Today, I was going to face my fear of bike riding and hit the trail. I was nervous to be sure but I was also excited. Brent used to love riding his mountain bike in the hills of Santa Barbara and for years I’ve dreamed of finding the courage to join him.
We parked the van and unloaded the bikes.
It was still cold from the night but the morning couldn’t have been more beautiful. The sun was still barely above the mountains casting golden rays over the hills. Matt and Brent gave me a few instructions and we headed up the old fire road. Soon after we started, I realized that they were right and my seat was too low. I wanted to be able to touch the ground with my feet. However, my legs were getting thrashed and we hadn’t gone very far. Raising my seat gave my legs an immediate relief and we continued upward. Every turn surprised us with a new view seemingly more magical than the last.
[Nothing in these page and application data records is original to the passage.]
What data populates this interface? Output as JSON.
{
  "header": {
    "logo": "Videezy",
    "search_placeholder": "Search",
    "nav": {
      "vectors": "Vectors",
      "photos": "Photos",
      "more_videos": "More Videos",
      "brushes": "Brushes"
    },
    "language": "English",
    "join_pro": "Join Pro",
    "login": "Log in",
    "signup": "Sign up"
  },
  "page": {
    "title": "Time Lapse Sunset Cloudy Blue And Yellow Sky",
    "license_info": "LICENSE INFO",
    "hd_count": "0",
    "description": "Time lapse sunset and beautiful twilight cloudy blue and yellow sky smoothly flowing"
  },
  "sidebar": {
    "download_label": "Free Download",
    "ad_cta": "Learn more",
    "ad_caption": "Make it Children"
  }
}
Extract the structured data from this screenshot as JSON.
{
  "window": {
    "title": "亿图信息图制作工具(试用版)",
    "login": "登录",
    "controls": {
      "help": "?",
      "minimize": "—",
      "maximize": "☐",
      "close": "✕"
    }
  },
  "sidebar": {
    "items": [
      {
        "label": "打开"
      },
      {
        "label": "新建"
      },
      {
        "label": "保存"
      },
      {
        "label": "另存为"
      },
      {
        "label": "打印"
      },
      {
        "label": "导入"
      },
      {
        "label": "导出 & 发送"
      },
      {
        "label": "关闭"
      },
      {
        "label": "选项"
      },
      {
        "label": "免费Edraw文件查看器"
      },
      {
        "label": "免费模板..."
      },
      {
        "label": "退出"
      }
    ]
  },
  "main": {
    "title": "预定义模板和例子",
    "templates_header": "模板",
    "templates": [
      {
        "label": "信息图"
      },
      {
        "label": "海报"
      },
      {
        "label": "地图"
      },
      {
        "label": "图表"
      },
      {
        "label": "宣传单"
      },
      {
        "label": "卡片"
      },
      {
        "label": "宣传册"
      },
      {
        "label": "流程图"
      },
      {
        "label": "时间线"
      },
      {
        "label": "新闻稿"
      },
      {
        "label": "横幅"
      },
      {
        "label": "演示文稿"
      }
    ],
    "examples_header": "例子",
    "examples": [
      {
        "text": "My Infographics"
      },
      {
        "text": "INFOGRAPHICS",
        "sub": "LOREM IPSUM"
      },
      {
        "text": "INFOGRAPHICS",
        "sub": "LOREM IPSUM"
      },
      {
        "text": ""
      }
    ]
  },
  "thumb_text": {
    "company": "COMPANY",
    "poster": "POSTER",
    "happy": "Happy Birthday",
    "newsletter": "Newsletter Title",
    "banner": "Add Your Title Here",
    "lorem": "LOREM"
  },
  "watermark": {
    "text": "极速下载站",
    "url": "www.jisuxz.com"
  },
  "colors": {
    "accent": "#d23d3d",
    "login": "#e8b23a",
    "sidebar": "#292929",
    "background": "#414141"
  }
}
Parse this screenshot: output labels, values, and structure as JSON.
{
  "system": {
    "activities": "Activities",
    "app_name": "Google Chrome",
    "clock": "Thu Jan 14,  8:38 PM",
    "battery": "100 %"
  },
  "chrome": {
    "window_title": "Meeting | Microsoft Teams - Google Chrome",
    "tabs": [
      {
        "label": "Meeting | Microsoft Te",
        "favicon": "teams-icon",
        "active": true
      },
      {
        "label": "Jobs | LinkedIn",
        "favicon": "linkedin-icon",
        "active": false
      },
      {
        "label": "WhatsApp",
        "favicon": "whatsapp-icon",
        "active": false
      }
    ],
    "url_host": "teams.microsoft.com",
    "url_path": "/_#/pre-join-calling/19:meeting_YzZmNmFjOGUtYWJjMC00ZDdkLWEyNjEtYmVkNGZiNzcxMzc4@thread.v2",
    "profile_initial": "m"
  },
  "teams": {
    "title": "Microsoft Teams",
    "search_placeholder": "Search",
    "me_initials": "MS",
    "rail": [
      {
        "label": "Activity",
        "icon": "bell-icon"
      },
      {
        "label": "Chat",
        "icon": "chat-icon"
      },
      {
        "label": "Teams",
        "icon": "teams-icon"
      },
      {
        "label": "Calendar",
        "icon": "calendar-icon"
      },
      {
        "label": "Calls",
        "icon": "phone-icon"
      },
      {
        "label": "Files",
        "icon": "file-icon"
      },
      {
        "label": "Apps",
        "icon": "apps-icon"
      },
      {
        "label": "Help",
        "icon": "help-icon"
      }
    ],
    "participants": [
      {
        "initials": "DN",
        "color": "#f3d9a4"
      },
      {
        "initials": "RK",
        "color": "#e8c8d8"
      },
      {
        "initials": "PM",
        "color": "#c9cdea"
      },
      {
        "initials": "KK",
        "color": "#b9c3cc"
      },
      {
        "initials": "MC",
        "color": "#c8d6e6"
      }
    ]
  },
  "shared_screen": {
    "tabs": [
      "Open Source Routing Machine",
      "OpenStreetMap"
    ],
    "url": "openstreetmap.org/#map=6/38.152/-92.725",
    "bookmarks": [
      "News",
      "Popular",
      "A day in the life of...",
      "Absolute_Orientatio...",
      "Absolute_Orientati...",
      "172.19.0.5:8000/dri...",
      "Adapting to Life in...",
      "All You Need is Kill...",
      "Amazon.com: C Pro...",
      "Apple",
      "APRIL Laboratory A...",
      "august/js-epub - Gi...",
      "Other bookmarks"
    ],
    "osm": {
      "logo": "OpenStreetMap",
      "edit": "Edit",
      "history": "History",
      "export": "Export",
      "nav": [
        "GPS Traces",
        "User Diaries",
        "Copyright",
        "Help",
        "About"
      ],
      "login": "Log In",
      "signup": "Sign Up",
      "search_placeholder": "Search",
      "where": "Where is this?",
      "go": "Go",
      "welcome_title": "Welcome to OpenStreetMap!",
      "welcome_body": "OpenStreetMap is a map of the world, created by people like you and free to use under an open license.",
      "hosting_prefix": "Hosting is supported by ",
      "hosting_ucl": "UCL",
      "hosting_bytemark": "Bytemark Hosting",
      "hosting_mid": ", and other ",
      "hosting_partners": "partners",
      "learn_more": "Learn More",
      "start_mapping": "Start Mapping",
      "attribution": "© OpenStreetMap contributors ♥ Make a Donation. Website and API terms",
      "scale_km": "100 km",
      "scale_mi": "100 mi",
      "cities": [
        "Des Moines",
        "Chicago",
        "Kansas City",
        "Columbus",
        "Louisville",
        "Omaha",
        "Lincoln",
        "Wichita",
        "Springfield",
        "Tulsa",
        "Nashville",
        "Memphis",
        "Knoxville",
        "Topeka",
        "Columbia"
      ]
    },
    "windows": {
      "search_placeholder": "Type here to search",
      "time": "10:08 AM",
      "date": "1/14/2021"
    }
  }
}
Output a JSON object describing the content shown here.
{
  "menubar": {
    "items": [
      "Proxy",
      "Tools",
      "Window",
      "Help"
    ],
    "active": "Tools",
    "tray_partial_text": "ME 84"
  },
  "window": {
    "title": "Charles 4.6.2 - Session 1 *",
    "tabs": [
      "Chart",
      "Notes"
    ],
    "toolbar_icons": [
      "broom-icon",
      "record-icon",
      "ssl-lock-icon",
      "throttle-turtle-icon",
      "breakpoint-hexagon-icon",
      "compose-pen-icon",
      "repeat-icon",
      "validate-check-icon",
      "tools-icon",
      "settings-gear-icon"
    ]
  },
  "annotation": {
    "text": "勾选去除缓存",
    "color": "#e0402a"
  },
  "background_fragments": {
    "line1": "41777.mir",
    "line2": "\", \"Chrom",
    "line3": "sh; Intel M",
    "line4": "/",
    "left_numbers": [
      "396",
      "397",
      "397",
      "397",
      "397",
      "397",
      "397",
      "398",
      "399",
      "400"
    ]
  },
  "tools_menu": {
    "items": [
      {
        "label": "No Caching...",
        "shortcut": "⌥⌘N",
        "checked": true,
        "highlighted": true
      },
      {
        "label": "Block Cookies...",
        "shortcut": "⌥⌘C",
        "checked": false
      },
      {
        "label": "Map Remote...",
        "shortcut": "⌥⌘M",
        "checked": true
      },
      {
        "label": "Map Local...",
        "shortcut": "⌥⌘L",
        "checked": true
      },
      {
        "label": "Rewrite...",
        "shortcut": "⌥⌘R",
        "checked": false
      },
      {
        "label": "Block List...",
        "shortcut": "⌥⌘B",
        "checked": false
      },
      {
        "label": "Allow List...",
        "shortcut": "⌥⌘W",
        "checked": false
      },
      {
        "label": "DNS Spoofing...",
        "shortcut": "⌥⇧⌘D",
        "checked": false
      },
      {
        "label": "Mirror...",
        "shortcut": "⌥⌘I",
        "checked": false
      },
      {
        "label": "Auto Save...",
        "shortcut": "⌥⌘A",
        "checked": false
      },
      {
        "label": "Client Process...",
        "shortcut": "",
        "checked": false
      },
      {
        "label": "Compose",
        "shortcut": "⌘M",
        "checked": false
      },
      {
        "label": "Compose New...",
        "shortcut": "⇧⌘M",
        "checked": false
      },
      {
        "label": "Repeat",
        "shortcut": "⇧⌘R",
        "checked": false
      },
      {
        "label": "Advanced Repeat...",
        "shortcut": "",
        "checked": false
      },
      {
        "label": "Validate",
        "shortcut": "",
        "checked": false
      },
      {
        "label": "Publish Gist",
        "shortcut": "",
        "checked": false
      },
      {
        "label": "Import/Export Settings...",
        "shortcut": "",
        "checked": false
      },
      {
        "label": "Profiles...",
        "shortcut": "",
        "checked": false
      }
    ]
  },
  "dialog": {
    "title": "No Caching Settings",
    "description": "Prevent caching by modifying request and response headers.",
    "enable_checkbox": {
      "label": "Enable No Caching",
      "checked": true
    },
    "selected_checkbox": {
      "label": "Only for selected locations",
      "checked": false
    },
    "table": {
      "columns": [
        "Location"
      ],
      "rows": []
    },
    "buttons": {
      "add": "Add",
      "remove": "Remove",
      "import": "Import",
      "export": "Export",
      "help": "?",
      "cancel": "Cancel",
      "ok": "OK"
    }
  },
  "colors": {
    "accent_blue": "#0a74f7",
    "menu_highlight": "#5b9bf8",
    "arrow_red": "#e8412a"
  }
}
We reached the top and started our descent toward the beach. They adjusted my seat and told me to put my weight back and ride my breaks if I needed it.
The road narrowed and tall reeds lined the sides of the path creating “a tunnel”. Broken reeds poked up through the old asphalt like spears. They boys rode up ahead of me and I “sat back in the saddle” lost in the exhilaration overcoming a fear and of the ride itself.
The road narrowed again to a “single track” and I took a deep breath determined to continue on my bike. I went as slowly and as carefully as possible trying to avoid deep grooves where the earth had been washed away. At one point, I got off my bike and walk down the loose rock. No shame in using my head.
We parked and continued by foot down the hill to the remote beach.
The sun had warmed the day and we walked along the sand each in our separate thoughts.
I found a dancing starfish. (Yes, I know they are technically called sea stars.)
And I decided to dance with it.
We saw dolphins. There was an abandoned dirt bike under a cliff. One can only imagine how it got down there.
The day was perfect yet there was work to be done so we headed back up the trail toward our bikes and began our ascent. Back on the rough single track I fell. I slipped off the back of my bike pulling it onto me and landing in the tall reeds. Ouch. But I lived and continued by foot to our meeting place.
I headed up the next part of the trail ahead of the boys because I knew within minutes they would catch and pass me. They did.
Halfway up I realized I was going to half to walk and half ride. It was quite a blow to my ego but a relief to my legs. What goes down must go up when mountain biking. I continued walking and riding until we reached the peak.
After a short rest we started down the last phase of the trail. We adjusted my seat and took off. The boys again quickly disappeared ahead of me checking in every so often to make sure they hadn’t lost me off the side of the mountain.
The wind, bumps, curves…all of it, but especially the thrill of overcoming fear, made my cells buzz with the thrill of living.
Love and laughter,